- [SOURCE INFORMATION]
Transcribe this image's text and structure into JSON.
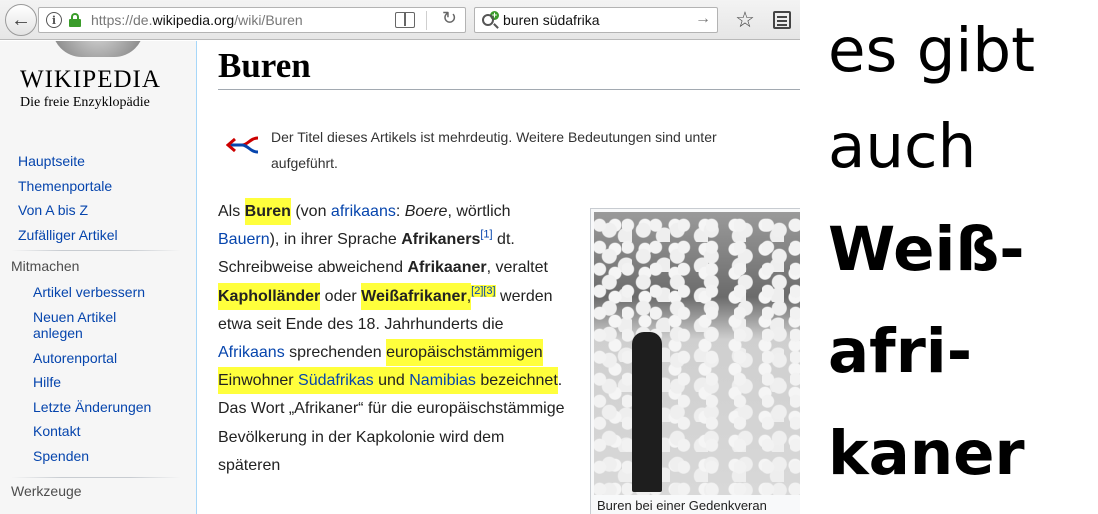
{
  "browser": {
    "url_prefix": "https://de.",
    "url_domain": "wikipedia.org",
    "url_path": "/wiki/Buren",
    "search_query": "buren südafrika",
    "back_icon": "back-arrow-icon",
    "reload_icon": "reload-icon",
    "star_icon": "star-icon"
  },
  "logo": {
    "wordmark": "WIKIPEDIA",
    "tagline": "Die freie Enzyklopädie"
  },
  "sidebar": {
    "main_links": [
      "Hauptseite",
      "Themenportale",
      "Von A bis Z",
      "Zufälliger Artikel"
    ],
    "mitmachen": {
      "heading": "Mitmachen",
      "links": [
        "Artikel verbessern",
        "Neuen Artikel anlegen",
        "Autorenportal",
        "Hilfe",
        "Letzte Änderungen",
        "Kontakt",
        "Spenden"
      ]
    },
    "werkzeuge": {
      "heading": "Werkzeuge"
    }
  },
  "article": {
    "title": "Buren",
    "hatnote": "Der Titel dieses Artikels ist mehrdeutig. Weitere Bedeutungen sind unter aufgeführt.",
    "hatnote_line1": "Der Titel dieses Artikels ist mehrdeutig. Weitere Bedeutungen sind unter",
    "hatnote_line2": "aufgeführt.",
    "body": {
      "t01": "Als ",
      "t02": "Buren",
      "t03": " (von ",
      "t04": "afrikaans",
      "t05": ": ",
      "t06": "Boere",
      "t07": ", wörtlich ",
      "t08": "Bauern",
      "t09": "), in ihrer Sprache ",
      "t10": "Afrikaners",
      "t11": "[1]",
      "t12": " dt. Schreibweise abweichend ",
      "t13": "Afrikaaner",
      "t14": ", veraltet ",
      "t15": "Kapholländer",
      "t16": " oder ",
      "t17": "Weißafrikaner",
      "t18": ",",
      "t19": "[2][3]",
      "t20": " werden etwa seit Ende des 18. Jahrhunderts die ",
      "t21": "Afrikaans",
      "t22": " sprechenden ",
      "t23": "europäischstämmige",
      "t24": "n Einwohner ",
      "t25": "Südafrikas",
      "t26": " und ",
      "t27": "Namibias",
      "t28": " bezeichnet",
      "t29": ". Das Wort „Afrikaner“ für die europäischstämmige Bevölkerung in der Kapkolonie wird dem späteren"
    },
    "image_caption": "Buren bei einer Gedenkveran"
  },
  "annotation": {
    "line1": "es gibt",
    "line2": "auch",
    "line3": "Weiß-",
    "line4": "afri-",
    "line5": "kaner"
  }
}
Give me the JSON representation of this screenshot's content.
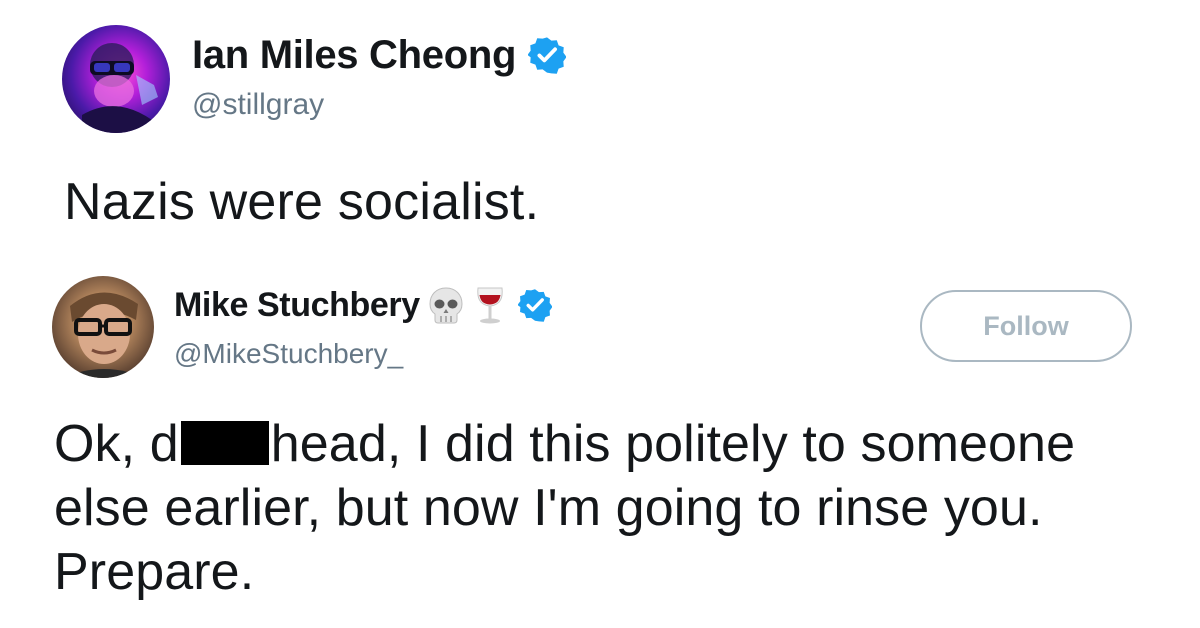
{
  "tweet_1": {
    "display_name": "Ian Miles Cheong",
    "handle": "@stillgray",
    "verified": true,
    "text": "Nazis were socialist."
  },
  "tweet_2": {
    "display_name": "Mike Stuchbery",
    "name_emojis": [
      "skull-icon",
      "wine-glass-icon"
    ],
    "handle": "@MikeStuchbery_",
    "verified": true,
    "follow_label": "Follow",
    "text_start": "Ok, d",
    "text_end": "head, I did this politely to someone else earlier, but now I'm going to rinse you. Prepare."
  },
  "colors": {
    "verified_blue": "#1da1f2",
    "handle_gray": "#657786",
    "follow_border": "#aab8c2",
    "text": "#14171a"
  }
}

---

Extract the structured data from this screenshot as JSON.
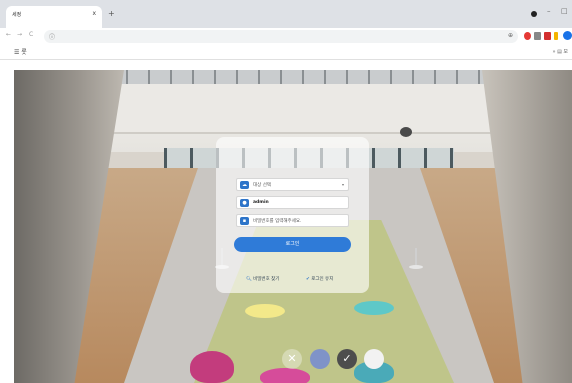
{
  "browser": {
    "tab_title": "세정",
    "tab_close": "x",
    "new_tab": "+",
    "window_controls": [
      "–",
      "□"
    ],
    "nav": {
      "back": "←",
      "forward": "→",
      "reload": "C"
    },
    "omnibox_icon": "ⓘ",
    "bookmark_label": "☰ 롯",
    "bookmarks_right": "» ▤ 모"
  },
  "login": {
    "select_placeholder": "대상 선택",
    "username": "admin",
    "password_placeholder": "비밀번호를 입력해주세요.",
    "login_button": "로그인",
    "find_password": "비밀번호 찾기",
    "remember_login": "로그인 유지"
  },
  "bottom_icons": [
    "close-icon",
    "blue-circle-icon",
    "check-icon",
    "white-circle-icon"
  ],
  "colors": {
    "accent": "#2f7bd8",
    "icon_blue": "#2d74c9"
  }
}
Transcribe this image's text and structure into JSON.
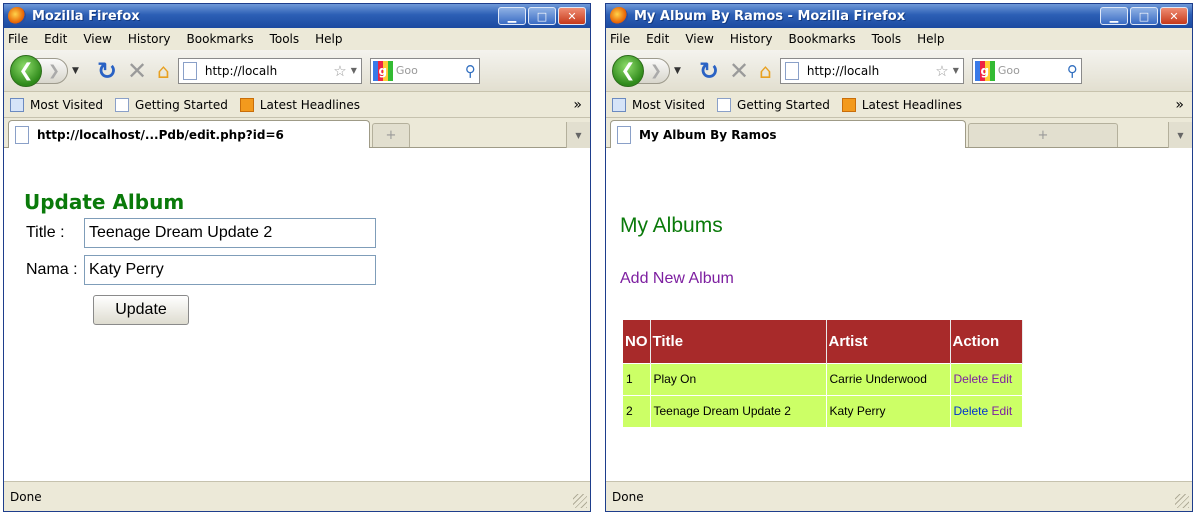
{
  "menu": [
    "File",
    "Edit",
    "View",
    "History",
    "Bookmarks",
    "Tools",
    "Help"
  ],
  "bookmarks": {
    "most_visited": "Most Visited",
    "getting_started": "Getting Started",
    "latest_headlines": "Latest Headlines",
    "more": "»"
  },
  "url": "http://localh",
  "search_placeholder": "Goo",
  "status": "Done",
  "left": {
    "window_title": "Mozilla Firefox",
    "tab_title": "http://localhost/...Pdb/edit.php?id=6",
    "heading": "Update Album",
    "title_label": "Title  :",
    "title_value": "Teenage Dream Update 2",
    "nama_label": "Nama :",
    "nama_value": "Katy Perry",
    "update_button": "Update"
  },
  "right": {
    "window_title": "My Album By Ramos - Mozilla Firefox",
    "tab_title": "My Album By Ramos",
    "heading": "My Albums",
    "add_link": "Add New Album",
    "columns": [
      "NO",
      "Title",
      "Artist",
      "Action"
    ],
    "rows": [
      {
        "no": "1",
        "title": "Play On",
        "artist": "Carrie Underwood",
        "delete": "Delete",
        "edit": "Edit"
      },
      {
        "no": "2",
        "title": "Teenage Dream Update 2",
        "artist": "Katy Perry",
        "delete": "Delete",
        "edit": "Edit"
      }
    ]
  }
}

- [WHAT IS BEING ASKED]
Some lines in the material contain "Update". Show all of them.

- [RESULT OF THE EXERCISE]
    "heading": "Update Album",
    "title_value": "Teenage Dream Update 2",
    "update_button": "Update"
        "title": "Teenage Dream Update 2",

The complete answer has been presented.